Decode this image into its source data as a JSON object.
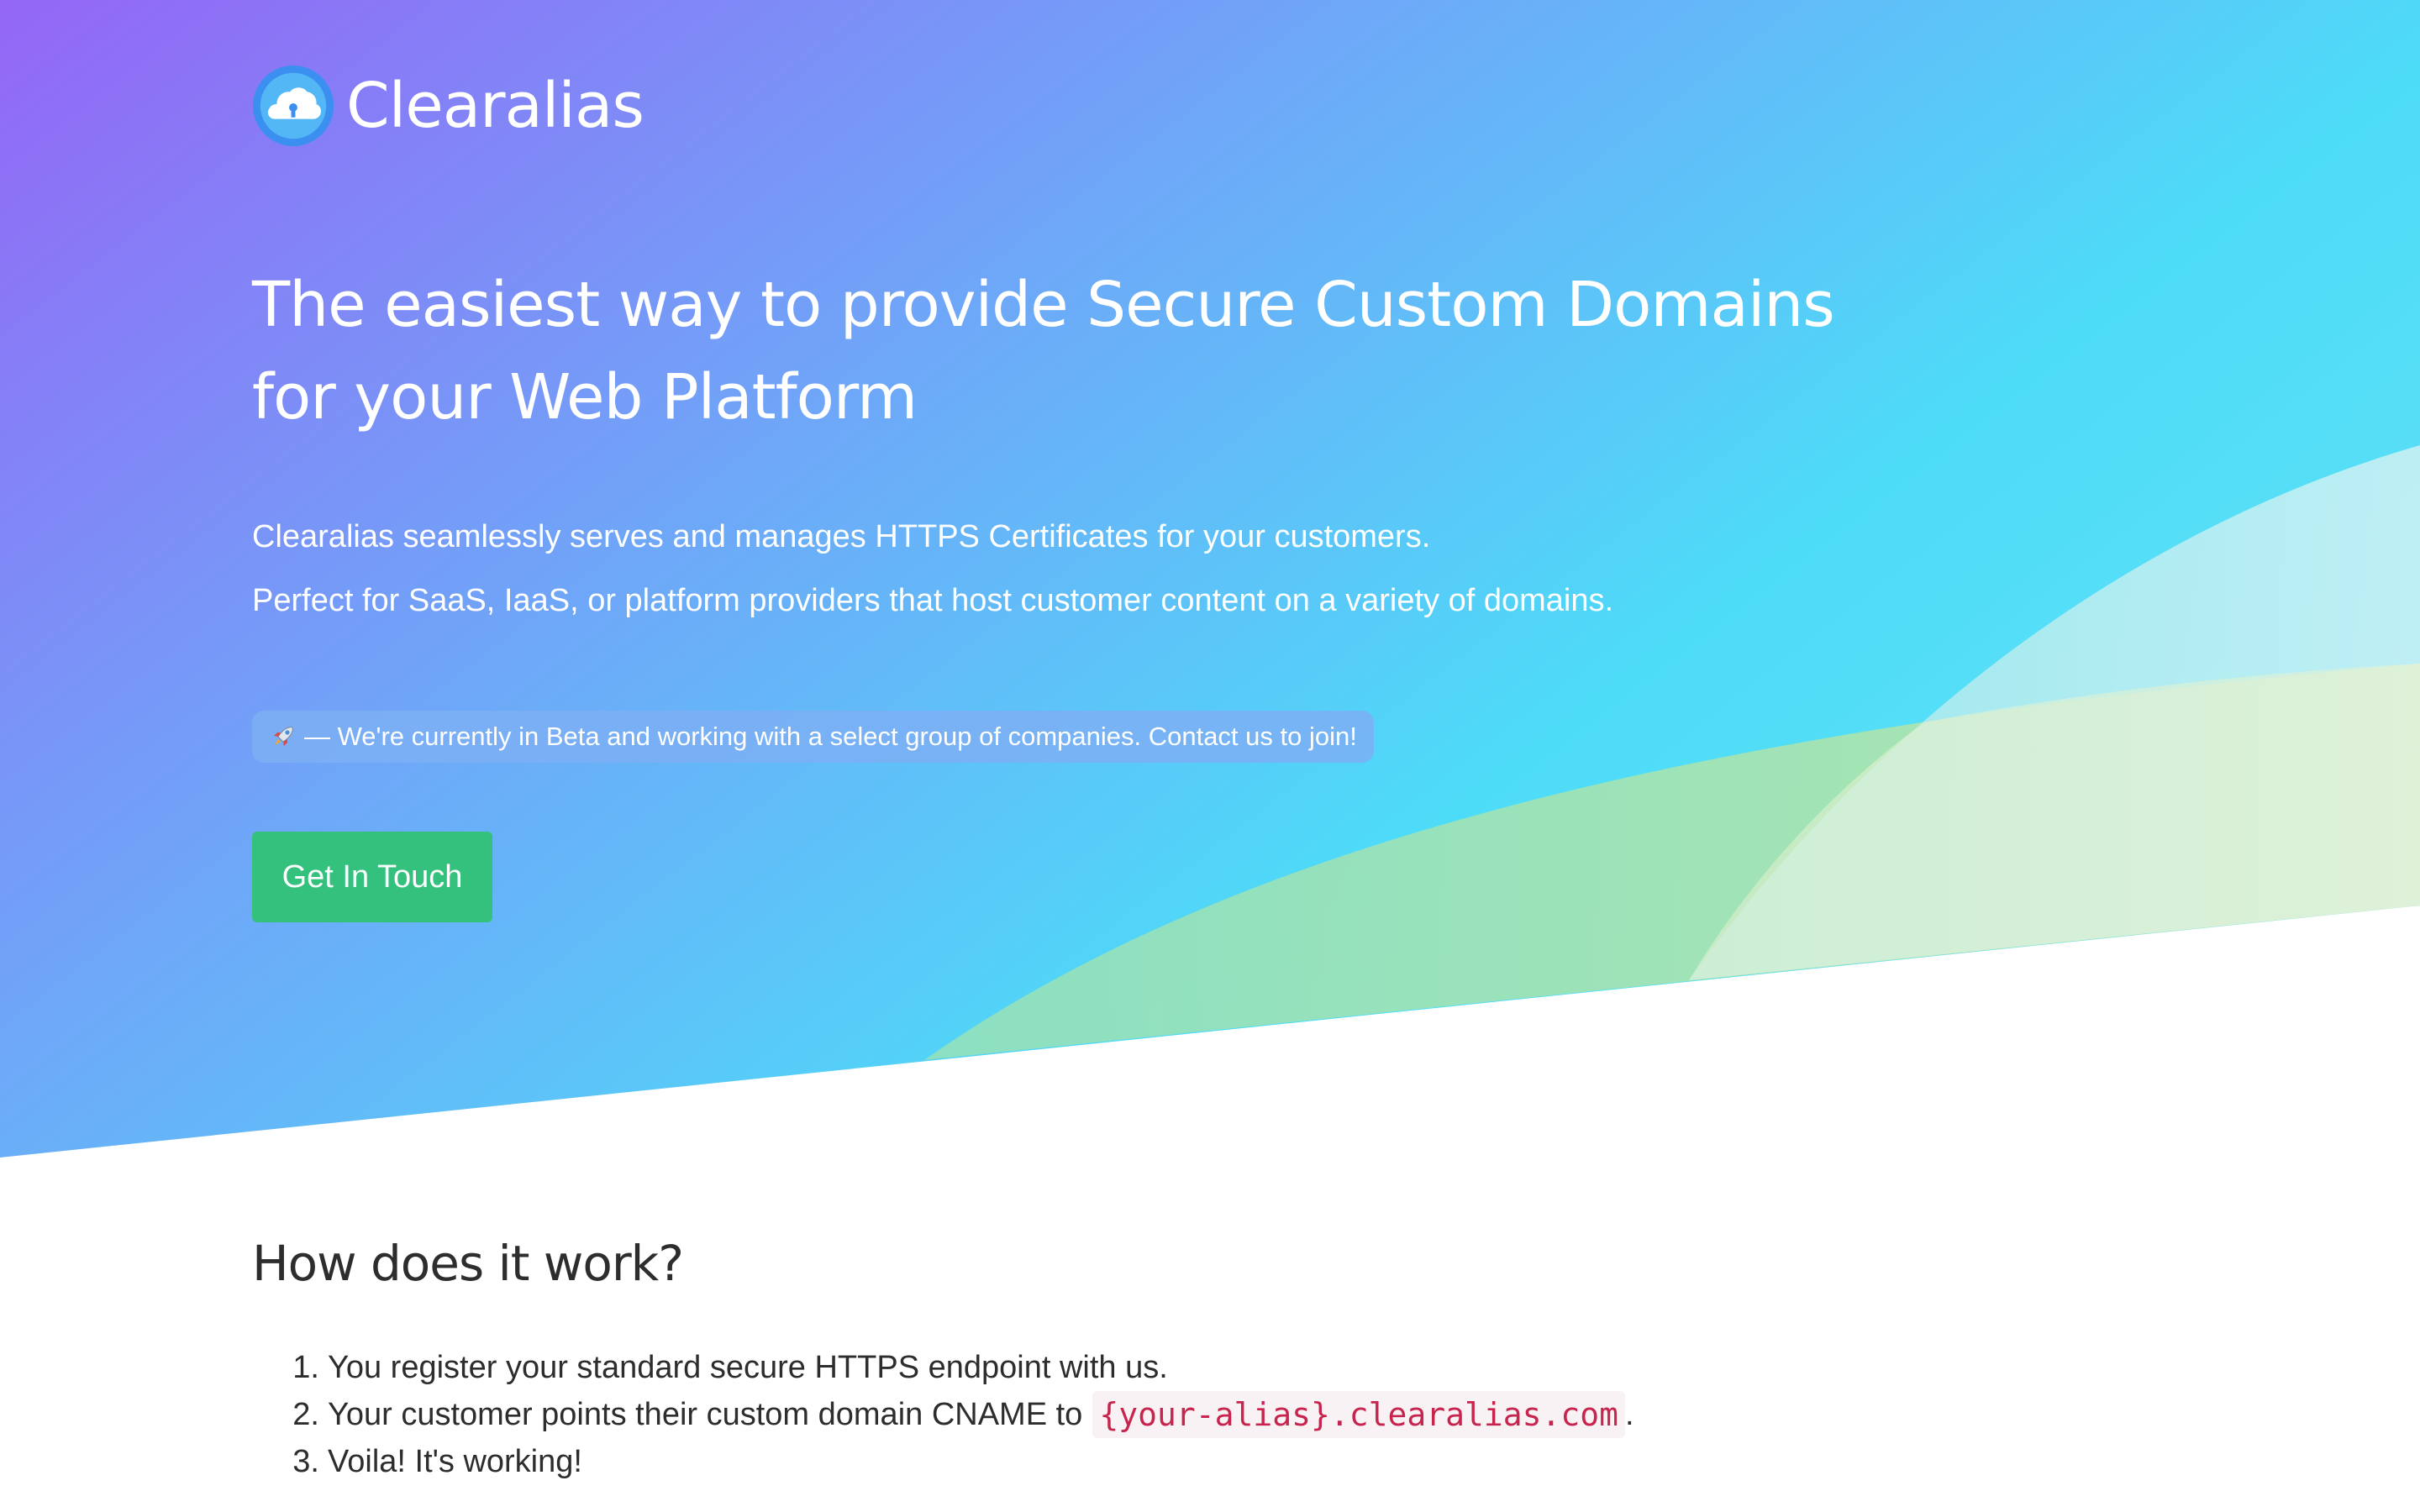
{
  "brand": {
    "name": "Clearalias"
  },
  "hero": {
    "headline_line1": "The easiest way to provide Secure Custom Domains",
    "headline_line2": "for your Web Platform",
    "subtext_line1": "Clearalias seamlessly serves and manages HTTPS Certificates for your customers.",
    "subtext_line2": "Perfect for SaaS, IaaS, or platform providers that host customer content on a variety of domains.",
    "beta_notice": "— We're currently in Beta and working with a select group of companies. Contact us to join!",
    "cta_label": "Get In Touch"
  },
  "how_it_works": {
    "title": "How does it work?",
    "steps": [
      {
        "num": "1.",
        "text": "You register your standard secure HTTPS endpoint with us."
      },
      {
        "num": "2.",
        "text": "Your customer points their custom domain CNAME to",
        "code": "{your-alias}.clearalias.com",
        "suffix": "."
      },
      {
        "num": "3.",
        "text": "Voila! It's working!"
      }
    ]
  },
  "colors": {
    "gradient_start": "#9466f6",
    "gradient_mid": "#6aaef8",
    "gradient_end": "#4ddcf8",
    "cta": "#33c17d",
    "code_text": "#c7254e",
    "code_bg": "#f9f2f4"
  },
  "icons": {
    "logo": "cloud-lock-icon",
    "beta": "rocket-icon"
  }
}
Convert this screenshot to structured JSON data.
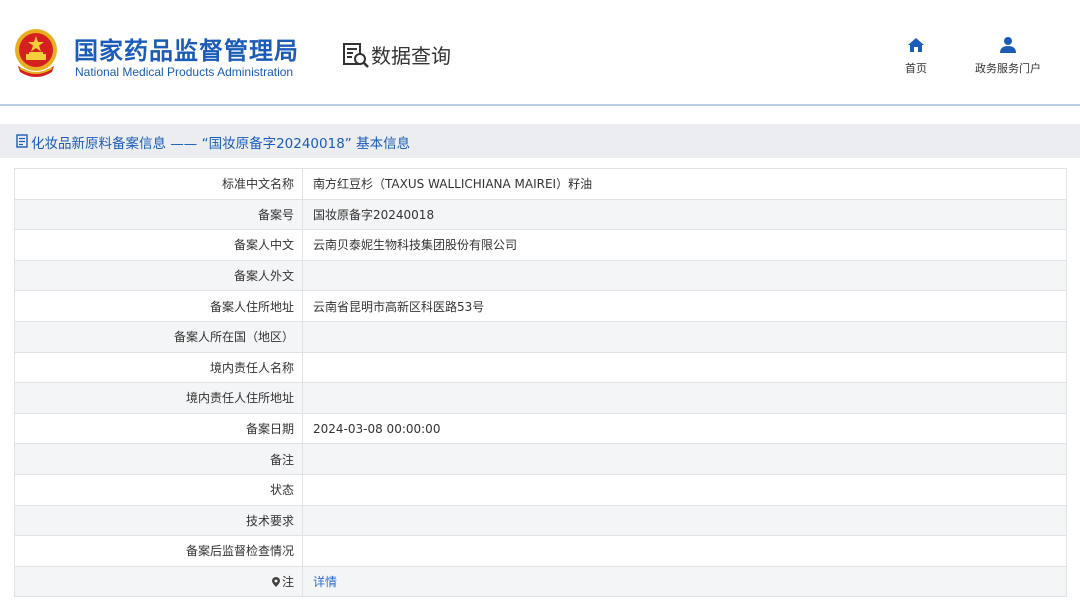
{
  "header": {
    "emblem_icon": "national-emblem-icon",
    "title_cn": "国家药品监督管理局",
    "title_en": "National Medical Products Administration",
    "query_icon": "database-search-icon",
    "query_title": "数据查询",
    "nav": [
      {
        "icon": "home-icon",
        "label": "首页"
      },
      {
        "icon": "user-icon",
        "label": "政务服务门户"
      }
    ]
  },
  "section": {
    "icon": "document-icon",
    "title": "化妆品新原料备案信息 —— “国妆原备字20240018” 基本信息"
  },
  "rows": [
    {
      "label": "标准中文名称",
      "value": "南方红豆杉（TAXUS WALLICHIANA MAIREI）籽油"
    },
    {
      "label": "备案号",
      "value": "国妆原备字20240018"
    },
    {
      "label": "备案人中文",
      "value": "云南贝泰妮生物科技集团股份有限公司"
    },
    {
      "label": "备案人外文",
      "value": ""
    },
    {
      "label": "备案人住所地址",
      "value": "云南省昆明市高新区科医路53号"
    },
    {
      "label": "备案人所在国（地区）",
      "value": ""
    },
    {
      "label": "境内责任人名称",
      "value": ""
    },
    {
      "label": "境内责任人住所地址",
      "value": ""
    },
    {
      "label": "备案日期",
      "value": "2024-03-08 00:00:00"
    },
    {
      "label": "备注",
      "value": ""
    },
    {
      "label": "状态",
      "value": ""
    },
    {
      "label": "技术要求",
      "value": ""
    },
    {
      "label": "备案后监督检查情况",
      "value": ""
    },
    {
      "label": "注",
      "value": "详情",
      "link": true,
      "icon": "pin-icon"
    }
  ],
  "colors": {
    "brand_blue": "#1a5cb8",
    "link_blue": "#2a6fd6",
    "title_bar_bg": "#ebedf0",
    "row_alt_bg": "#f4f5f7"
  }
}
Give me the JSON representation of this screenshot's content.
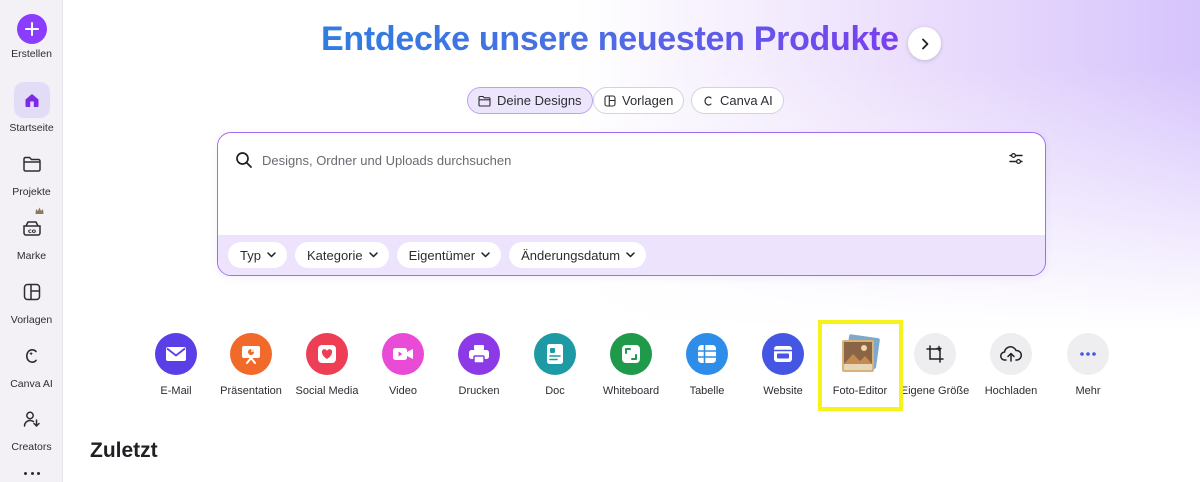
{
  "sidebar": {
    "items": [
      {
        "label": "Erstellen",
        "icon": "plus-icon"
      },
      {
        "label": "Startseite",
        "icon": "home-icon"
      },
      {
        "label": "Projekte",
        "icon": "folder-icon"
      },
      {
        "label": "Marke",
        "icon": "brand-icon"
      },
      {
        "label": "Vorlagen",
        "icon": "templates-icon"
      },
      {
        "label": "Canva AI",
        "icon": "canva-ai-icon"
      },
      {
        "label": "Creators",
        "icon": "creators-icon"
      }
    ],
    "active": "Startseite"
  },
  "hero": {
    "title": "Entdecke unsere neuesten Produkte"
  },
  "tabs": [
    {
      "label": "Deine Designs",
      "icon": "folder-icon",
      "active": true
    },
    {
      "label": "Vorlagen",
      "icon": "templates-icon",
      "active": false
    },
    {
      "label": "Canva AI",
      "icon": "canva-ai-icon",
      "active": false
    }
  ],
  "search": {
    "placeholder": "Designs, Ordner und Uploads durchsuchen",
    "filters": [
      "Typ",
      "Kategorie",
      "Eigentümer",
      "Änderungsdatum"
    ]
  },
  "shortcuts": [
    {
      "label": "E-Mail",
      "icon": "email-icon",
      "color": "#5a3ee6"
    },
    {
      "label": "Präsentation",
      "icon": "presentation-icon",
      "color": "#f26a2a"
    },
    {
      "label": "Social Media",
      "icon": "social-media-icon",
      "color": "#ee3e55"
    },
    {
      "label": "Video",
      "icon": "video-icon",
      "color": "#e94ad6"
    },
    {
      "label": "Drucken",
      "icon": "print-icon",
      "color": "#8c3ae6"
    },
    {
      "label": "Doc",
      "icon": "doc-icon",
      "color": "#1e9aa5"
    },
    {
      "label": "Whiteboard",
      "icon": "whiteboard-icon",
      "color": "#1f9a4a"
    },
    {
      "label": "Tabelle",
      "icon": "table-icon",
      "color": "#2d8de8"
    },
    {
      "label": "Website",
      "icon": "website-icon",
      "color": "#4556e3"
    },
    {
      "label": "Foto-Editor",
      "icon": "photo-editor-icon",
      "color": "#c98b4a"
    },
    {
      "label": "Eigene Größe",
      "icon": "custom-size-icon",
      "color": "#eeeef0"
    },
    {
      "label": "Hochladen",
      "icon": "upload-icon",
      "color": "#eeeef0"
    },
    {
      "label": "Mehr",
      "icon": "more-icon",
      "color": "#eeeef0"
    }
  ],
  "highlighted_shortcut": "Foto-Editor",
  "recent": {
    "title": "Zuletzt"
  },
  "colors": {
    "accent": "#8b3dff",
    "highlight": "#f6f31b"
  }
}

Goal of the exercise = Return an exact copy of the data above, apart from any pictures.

Output of the exercise =
Decode this image into its source data as a JSON object.
{
  "brand": {
    "name": "Clearalias"
  },
  "hero": {
    "headline_line1": "The easiest way to provide Secure Custom Domains",
    "headline_line2": "for your Web Platform",
    "subtext_line1": "Clearalias seamlessly serves and manages HTTPS Certificates for your customers.",
    "subtext_line2": "Perfect for SaaS, IaaS, or platform providers that host customer content on a variety of domains.",
    "beta_notice": "— We're currently in Beta and working with a select group of companies. Contact us to join!",
    "cta_label": "Get In Touch"
  },
  "how_it_works": {
    "title": "How does it work?",
    "steps": [
      {
        "num": "1.",
        "text": "You register your standard secure HTTPS endpoint with us."
      },
      {
        "num": "2.",
        "text": "Your customer points their custom domain CNAME to",
        "code": "{your-alias}.clearalias.com",
        "suffix": "."
      },
      {
        "num": "3.",
        "text": "Voila! It's working!"
      }
    ]
  },
  "colors": {
    "gradient_start": "#9466f6",
    "gradient_mid": "#6aaef8",
    "gradient_end": "#4ddcf8",
    "cta": "#33c17d",
    "code_text": "#c7254e",
    "code_bg": "#f9f2f4"
  },
  "icons": {
    "logo": "cloud-lock-icon",
    "beta": "rocket-icon"
  }
}
Convert this screenshot to structured JSON data.
{
  "header": {
    "emblem_icon": "national-emblem-icon",
    "title_cn": "国家药品监督管理局",
    "title_en": "National Medical Products Administration",
    "query_icon": "database-search-icon",
    "query_title": "数据查询",
    "nav": [
      {
        "icon": "home-icon",
        "label": "首页"
      },
      {
        "icon": "user-icon",
        "label": "政务服务门户"
      }
    ]
  },
  "section": {
    "icon": "document-icon",
    "title": "化妆品新原料备案信息 —— “国妆原备字20240018” 基本信息"
  },
  "rows": [
    {
      "label": "标准中文名称",
      "value": "南方红豆杉（TAXUS WALLICHIANA MAIREI）籽油"
    },
    {
      "label": "备案号",
      "value": "国妆原备字20240018"
    },
    {
      "label": "备案人中文",
      "value": "云南贝泰妮生物科技集团股份有限公司"
    },
    {
      "label": "备案人外文",
      "value": ""
    },
    {
      "label": "备案人住所地址",
      "value": "云南省昆明市高新区科医路53号"
    },
    {
      "label": "备案人所在国（地区）",
      "value": ""
    },
    {
      "label": "境内责任人名称",
      "value": ""
    },
    {
      "label": "境内责任人住所地址",
      "value": ""
    },
    {
      "label": "备案日期",
      "value": "2024-03-08 00:00:00"
    },
    {
      "label": "备注",
      "value": ""
    },
    {
      "label": "状态",
      "value": ""
    },
    {
      "label": "技术要求",
      "value": ""
    },
    {
      "label": "备案后监督检查情况",
      "value": ""
    },
    {
      "label": "注",
      "value": "详情",
      "link": true,
      "icon": "pin-icon"
    }
  ],
  "colors": {
    "brand_blue": "#1a5cb8",
    "link_blue": "#2a6fd6",
    "title_bar_bg": "#ebedf0",
    "row_alt_bg": "#f4f5f7"
  }
}
Give me the JSON representation of this screenshot's content.
{
  "sidebar": {
    "items": [
      {
        "label": "Erstellen",
        "icon": "plus-icon"
      },
      {
        "label": "Startseite",
        "icon": "home-icon"
      },
      {
        "label": "Projekte",
        "icon": "folder-icon"
      },
      {
        "label": "Marke",
        "icon": "brand-icon"
      },
      {
        "label": "Vorlagen",
        "icon": "templates-icon"
      },
      {
        "label": "Canva AI",
        "icon": "canva-ai-icon"
      },
      {
        "label": "Creators",
        "icon": "creators-icon"
      }
    ],
    "active": "Startseite"
  },
  "hero": {
    "title": "Entdecke unsere neuesten Produkte"
  },
  "tabs": [
    {
      "label": "Deine Designs",
      "icon": "folder-icon",
      "active": true
    },
    {
      "label": "Vorlagen",
      "icon": "templates-icon",
      "active": false
    },
    {
      "label": "Canva AI",
      "icon": "canva-ai-icon",
      "active": false
    }
  ],
  "search": {
    "placeholder": "Designs, Ordner und Uploads durchsuchen",
    "filters": [
      "Typ",
      "Kategorie",
      "Eigentümer",
      "Änderungsdatum"
    ]
  },
  "shortcuts": [
    {
      "label": "E-Mail",
      "icon": "email-icon",
      "color": "#5a3ee6"
    },
    {
      "label": "Präsentation",
      "icon": "presentation-icon",
      "color": "#f26a2a"
    },
    {
      "label": "Social Media",
      "icon": "social-media-icon",
      "color": "#ee3e55"
    },
    {
      "label": "Video",
      "icon": "video-icon",
      "color": "#e94ad6"
    },
    {
      "label": "Drucken",
      "icon": "print-icon",
      "color": "#8c3ae6"
    },
    {
      "label": "Doc",
      "icon": "doc-icon",
      "color": "#1e9aa5"
    },
    {
      "label": "Whiteboard",
      "icon": "whiteboard-icon",
      "color": "#1f9a4a"
    },
    {
      "label": "Tabelle",
      "icon": "table-icon",
      "color": "#2d8de8"
    },
    {
      "label": "Website",
      "icon": "website-icon",
      "color": "#4556e3"
    },
    {
      "label": "Foto-Editor",
      "icon": "photo-editor-icon",
      "color": "#c98b4a"
    },
    {
      "label": "Eigene Größe",
      "icon": "custom-size-icon",
      "color": "#eeeef0"
    },
    {
      "label": "Hochladen",
      "icon": "upload-icon",
      "color": "#eeeef0"
    },
    {
      "label": "Mehr",
      "icon": "more-icon",
      "color": "#eeeef0"
    }
  ],
  "highlighted_shortcut": "Foto-Editor",
  "recent": {
    "title": "Zuletzt"
  },
  "colors": {
    "accent": "#8b3dff",
    "highlight": "#f6f31b"
  }
}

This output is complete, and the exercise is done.